NEW YORK, 20 May 2014 – A ground-breaking series of papers released by The Lancet at UNICEF Headquarters today shows that the majority of the almost 3 million children who die before they turn one month old could be saved if they received quality care around the time of birth – with a particular focus on the most vulnerable and under-served.
Newborn deaths account for a staggering 44 per cent of total mortality among children under five, and represent a larger proportion of under-five deaths now than they did in 1990. These deaths tend to be among the poorest and most disadvantaged populations.
“We have seen tremendous progress in saving children under five, but where the world has stumbled is with the very youngest, most vulnerable children,” said Dr Mickey Chopra, head of UNICEF’s global health programmes. “This group of children needs attention and resources.
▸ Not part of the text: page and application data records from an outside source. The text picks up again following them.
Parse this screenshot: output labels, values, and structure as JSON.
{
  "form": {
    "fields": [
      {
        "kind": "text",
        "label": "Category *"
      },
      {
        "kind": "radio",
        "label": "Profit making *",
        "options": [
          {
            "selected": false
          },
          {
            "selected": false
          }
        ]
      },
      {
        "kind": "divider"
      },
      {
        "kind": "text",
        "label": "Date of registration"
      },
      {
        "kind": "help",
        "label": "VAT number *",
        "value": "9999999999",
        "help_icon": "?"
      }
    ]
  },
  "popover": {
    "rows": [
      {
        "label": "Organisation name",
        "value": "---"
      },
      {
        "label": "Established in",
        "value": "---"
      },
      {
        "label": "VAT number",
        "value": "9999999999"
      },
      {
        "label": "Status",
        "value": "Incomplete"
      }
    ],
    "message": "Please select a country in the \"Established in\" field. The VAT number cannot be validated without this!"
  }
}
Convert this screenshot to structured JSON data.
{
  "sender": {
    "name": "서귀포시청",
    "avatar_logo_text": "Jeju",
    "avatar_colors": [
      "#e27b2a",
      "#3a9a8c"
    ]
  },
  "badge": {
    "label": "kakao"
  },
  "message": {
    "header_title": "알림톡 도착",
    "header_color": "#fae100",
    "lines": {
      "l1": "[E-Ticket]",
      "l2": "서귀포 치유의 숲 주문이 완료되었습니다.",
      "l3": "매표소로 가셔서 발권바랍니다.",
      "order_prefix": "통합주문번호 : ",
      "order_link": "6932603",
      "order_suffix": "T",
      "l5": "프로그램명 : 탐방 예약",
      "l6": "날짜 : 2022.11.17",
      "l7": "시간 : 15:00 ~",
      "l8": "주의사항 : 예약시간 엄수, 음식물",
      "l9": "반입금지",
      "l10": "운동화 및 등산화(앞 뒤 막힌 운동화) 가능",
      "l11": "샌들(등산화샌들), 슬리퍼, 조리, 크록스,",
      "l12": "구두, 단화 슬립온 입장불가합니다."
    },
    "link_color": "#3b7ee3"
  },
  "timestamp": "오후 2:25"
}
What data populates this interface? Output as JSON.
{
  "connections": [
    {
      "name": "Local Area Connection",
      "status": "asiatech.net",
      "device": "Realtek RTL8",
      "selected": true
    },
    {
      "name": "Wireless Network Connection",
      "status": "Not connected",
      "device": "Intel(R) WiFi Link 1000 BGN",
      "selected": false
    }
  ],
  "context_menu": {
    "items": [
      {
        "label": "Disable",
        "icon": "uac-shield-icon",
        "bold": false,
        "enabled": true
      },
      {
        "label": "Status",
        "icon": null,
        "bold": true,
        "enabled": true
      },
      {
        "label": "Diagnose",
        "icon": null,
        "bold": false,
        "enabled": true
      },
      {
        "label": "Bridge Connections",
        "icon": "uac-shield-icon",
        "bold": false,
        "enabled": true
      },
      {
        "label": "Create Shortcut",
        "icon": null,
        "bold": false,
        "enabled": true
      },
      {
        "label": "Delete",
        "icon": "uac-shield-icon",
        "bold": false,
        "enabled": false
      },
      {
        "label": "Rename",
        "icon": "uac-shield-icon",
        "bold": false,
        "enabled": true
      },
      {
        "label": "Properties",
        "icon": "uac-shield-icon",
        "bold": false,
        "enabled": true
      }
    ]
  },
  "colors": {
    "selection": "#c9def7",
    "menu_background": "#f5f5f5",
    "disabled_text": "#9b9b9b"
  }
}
Focusing on the crucial period between labour and the first hours of life can exponentially increase the chances of survival for both mother and child.”
According to UNICEF, 2.9 million babies die each year within their first 28 days. An additional 2.6 million babies are still-born, and 1.2 million of those deaths occur when the baby’s heart stops during labour. The first 24 hours after birth are the most dangerous for both child and mother – almost half of maternal and newborn deaths occur then.
The Lancet’s Every Newborn series identifies the most effective interventions in saving newborns, including breastfeeding; newborn resuscitation; ‘kangaroo care’ for premature babies – that is, prolonged skin-to-skin contact with the mother; and preventing and treating infections. More funding and adequate equipment are also vital.
Countries that have made the most progress in saving newborn lives have paid specific attention to this group as part of the overall care extended to mothers and under-fives. Rwanda – alone among sub-Saharan African countries – halved the number of newborn deaths since 2000. Some low and middle-income countries are making remarkable progress by, among other methods, training midwifes and nurses to reach the poorest families with higher quality care at birth, especially for small or ill newborns.
A survey of 51 countries with the highest burden of newborn deaths found that if the quality of care received by the richest were to become universal, there would be 600,000 fewer deaths per year – an almost 20 per cent reduction.
The highest numbers of newborn deaths per year are in South Asia and sub-Saharan Africa, with India (779,000), Nigeria (267,000) and Pakistan (202,400) leading. For the highest burden countries, every $1 invested in a mother’s or baby’s health gives a nine-fold return on investment in social and economic benefit.
UNICEF and World Health Organization will roll out next month the Every Newborn Action Plan which aims to end preventable maternal and child deaths by 2035.
The Lancet’s Every Newborn series is co-authored by experts from UNICEF, the London School of Hygiene and Tropical Medicine, and the Agha Khan University, Pakistan, among others.
The launch came on the day UNICEF kicked off its 6-month countdown to the 25th anniversary of the Convention on the Rights of the Child, which will highlight the tremendous progress made for children and the remaining challenges faced by the most disadvantaged among them.
Materials from the Lancet Every Newborn series launch available at: http://www.thelancet.com/series/everynewborn